Daniel Defoe’s Diary of the plague year was written some time later, and is thought to be based on the diaries of Defoe’s uncle – Defoe himself was a young child in 1665. It might now be called ‘faction’, but is agreed to be sufficiently accurate in much of its description of events to give a good account of the time.
The experience of the inhabitants of the Derbyshire village of Eyam, almost all of whom agreed to shut themselves off from the outside world after the Plague arrived in a bale of cloth, has been fictionalised at various times but most recently in Year of wonders by Geraldine Brooks, told from the point of view of one young woman, which has been popular in the library since it was published in 2001.
Moving away from London and a few decades earlier, one of our members has contributed:
One non-fiction work I am reading is by Professor John Henderson, Florence under siege: surviving plague in an early modern city. It was published a few months ago and examines how the Plague in 17th century Florence was handled. (Reviewed in the current issue of the London Review of Books). Some aspects like communal kitchens to provide meals to all those in lock down in their houses were innovative.
We welcome suggestions from members for lockdown reading, reviews of books you’ve enjoyed or any library -related notes. Please send them to email@example.com.
The Library has some 25,000 books, constantly updated and covering a wide range, from crime fiction to history. In general stock reflects members’ interests and, indeed, those of earlier librarians: for example, at various times the Bloomsbury Group, gardening, embroidery, Imperial Russia and women travellers of the 19th century have clearly been much in demand. The original collection, as the first catalogue of 1839 shows, matched the lecture subjects chosen by the early members. It was much stronger in the burgeoning fields of science and engineering. Now fiction, biography and history predominate.
Our children’s corner holds many classics, often enjoyed by parents and grandparents, as well as new titles for the very young, for new and for confident readers, and for young adults.
Many of our books are not available in other libraries, and the collection has often proved to be a useful resource for researchers and writers.
Members may borrow up to eight books at a time, and can request book renewals or reserve books in person, by telephone or by e-mailing the librarian at firstname.lastname@example.org.
The Coleridge Room holds our special collections on London, Highgate, Coleridge and Betjeman. This room may be used by members for study and research: please telephone us if you would like to check when it is available.
The London Collection covers all aspects of the capital: history, waterways, architecture, transport, guilds, its people and more.
Highgate itself is more comprehensively represented, and together with our Archives this collection offers an extremely useful resource for anyone interested in exploring the history of our area.

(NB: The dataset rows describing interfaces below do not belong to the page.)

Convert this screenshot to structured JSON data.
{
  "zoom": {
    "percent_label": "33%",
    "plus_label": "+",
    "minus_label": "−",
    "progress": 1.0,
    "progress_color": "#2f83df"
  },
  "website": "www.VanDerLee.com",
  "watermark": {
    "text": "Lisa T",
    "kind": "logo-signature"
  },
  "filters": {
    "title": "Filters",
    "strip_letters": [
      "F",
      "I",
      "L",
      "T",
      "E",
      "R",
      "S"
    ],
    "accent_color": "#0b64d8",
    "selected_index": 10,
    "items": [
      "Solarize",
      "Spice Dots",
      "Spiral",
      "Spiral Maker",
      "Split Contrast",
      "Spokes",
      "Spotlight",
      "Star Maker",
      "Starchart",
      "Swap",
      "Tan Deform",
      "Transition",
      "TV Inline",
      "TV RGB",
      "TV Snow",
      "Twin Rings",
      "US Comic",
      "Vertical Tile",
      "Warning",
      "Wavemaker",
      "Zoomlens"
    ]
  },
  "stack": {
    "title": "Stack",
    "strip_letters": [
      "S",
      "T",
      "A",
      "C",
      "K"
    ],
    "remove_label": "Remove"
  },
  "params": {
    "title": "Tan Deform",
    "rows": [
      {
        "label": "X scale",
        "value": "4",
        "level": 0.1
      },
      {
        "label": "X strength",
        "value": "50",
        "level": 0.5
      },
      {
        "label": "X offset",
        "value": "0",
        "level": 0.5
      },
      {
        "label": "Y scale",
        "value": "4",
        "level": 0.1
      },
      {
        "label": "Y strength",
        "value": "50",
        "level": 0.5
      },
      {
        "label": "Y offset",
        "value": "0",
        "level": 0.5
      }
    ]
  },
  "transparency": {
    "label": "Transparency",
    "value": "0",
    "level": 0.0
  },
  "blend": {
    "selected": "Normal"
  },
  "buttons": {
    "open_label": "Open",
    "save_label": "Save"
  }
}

Both Coleridge and Betjeman lived locally, Betjeman in childhood and Coleridge in the last years of his life. These collections include works by and about both these poets.